Thomas, G., Sehgal, A. R., Kashyap, S. R., Srinivas, T. R., Kirwan, J. P., & Navaneethan, S. D. (2011). Metabolic syndrome and kidney disease: a systematic review and meta-analysis. Clinical Journal of the American Society of Nephrology : CJASN, 6(10), pp. 2364-73. doi:10.2215/CJN.02180311.
Thomas G, et al. Metabolic Syndrome and Kidney Disease: a Systematic Review and Meta-analysis. Clin J Am Soc Nephrol. 2011;6(10):2364-73. PubMed PMID: 21852664.
* Article titles in AMA citation format should be in sentence-case

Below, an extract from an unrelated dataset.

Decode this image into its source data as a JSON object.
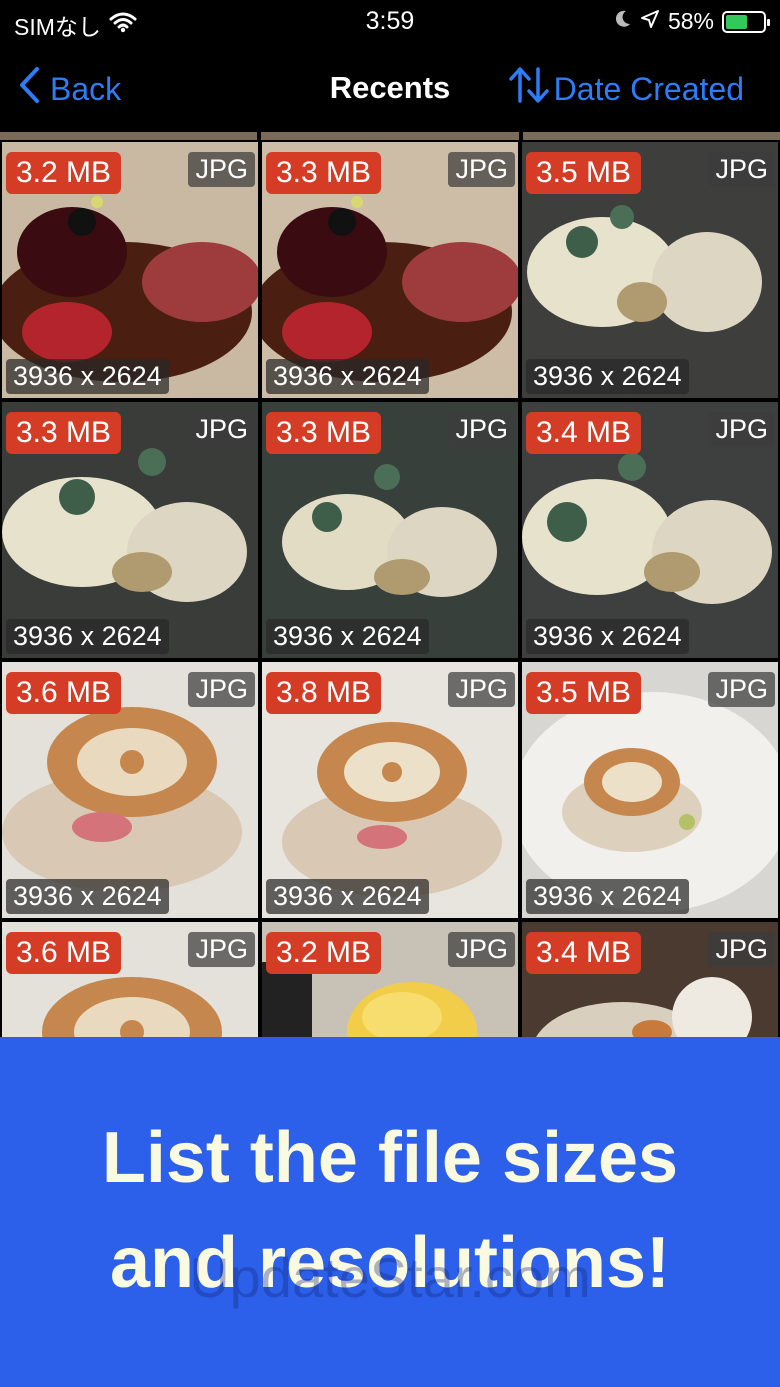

TY - JOUR T1 - Metabolic syndrome and kidney disease: a systematic review and meta-analysis. AU - Thomas,George, AU - Sehgal,Ashwini R, AU - Kashyap,Sangeeta R, AU - Srinivas,Titte R, AU - Kirwan,John P, AU - Navaneethan,Sankar D, Y1 - 2011/08/18/ PY - 2011/8/20/entrez PY - 2011/8/20/pubmed PY - 2012/2/9/medline SP - 2364 EP - 73 JF - Clinical journal of the American Society of Nephrology : CJASN JO - Clin J Am Soc Nephrol VL - 6 IS - 10 N2 - BACKGROUND AND OBJECTIVES: Observational studies have reported an association between metabolic syndrome (MetS) and microalbuminuria or proteinuria and chronic kidney disease (CKD) with varying risk estimates. We aimed to systematically review the association between MetS, its components, and development of microalbuminuria or proteinuria and CKD. DESIGN, SETTING, PARTICIPANTS AND MEASUREMENTS AND POPULATION: We searched MEDLINE (1966 to October 2010), SCOPUS, and the Web of Science for prospective cohort confidence interval (CI) studies that reported the development of microalbuminuria or proteinuria and/or CKD in participants with MetS. Risk estimates for eGFR <60 ml/min per 1.73 m(2) were extracted from individual studies and pooled using a random effects model. The results for proteinuria outcomes were not pooled because of the small number of studies. RESULTS: Eleven studies (n = 30,146) were included. MetS was significantly associated with the development of eGFR <60 ml/min per 1.73 m(2) (odds ratio, 1.55; 95% CI, 1.34, 1.80). The strength of this association seemed to increase as the number of components of MetS increased (trend P value = 0.02). In patients with MetS, the odds ratios (95% CI) for development of eGFR <60 ml/min per 1.73 m(2) for individual components of MetS were: elevated blood pressure 1.61 (1.29, 2.01), elevated triglycerides 1.27 (1.11, 1.46), low HDL cholesterol 1.23 (1.12, 1.36), abdominal obesity 1.19 (1.05, 1.34), and impaired fasting glucose 1.14 (1.03, 1.26). Three studies reported an increased risk for development of microalbuminuria or overt proteinuria with MetS. CONCLUSIONS: MetS and its components are associated with the development of eGFR <60 ml/min per 1.73 m(2) and microalbuminuria or overt proteinuria. SN - 1555-905X UR - https://www.unboundmedicine.com/medline/citation/21852664/full_citation L2 - http://cjasn.asnjournals.org/cgi/pmidlookup?view=long&amp;pmid=21852664 DB - PRIME DP - Unbound Medicine ER -